What is a Power of Attorney?
A Power of Attorney is a legal document authorising another person to do certain things on your behalf. The person who gives the Power of Attorney is called the donor.
The person to whom the power is given is called the attorney.
How do they work?
Powers of Attorney are regulated by individual State legislations, so how they work varies slightly in each State. But generally speaking, the donor documents who the attorney is and the powers to be exercised by them.
The attorney’s powers may be:
- Widely drawn: The donor authorises them to act on their behalf in any manner.
- Narrowly drawn: The donor limits the attorney’s acts to a particular function or transaction.
The Power of Attorney commences either:
- immediately on execution (i.e. being signed and witnessed); or
- a date specified in the Power of Attorney.
Are there different types?
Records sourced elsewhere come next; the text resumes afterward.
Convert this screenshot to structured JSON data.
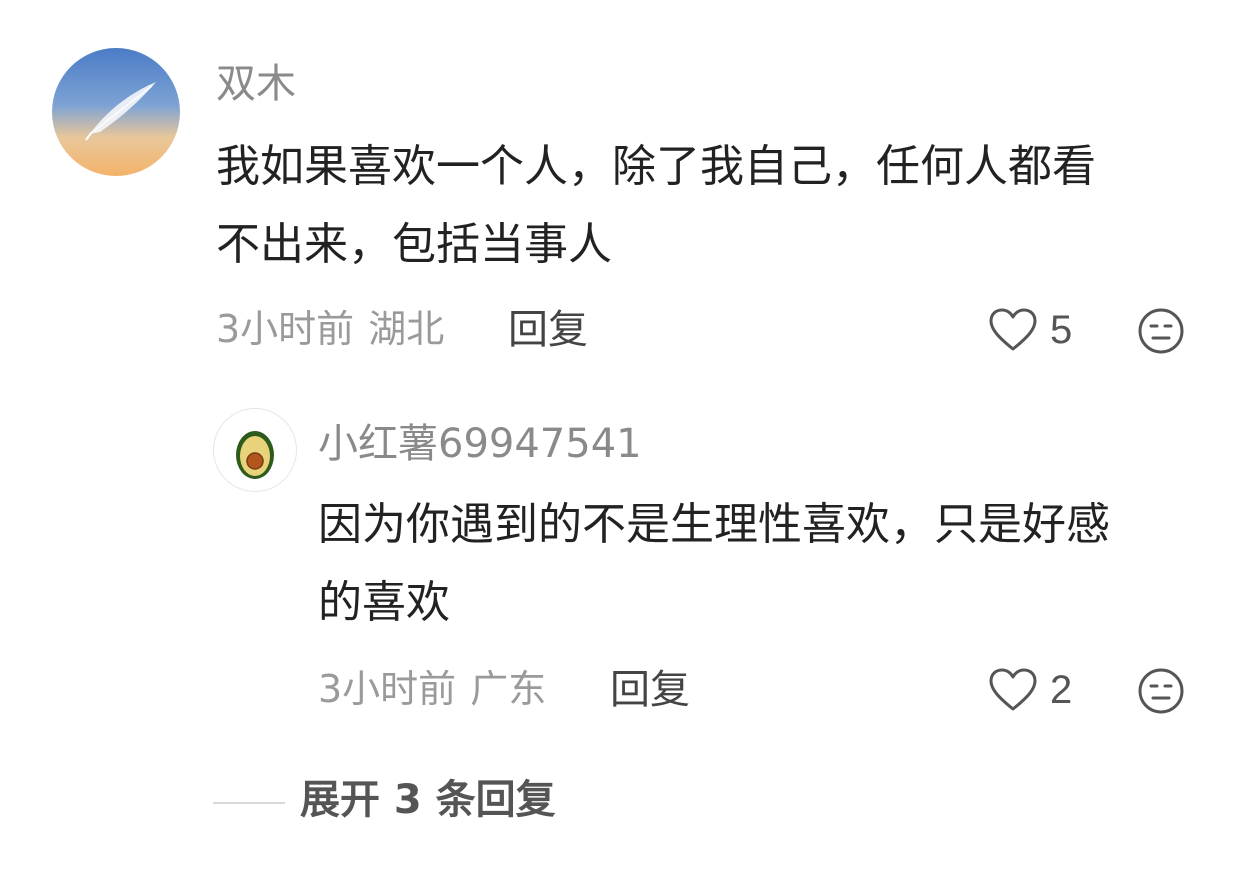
{
  "comment": {
    "username": "双木",
    "text_line1": "我如果喜欢一个人，除了我自己，任何人都看",
    "text_line2": "不出来，包括当事人",
    "time": "3小时前",
    "location": "湖北",
    "reply_label": "回复",
    "likes": "5",
    "avatar_icon": "feather-avatar"
  },
  "reply": {
    "username": "小红薯69947541",
    "text_line1": "因为你遇到的不是生理性喜欢，只是好感",
    "text_line2": "的喜欢",
    "time": "3小时前",
    "location": "广东",
    "reply_label": "回复",
    "likes": "2",
    "avatar_icon": "avocado-avatar"
  },
  "expand_replies_label": "展开 3 条回复",
  "colors": {
    "username": "#8a8a8a",
    "text": "#222222",
    "meta": "#9a9a9a",
    "reply": "#444444"
  }
}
Yes. There are 2 basic approaches to Powers of Attorney:
- Non-enduring Power of Attorney.
- Enduring Power of Attorney.
Non-enduring Power of Attorney
A Non-enduring Power of Attorney addresses a specific event for a fixed period of time. For instance, it can be granted for the duration of your absence while overseas. Non-enduring Powers of Attorney become invalid if the donor becomes mentally incapacitated.
Enduring Power of Attorney
An Enduring Power of Attorney becomes active when the donor becomes mentally incapacitated. In this event the attorney is able to look after financial affairs on behalf of the donor while they are unable to look after it themselves.
In most States, it does not allow the attorney to make lifestyle and medical decisions for the donor. This generally needs to be addressed by appointing an Enduring Guardian or a Medical Power of Attorney.
Your solicitor can provide you more information relevant to your State, and help you execute the relevant documents.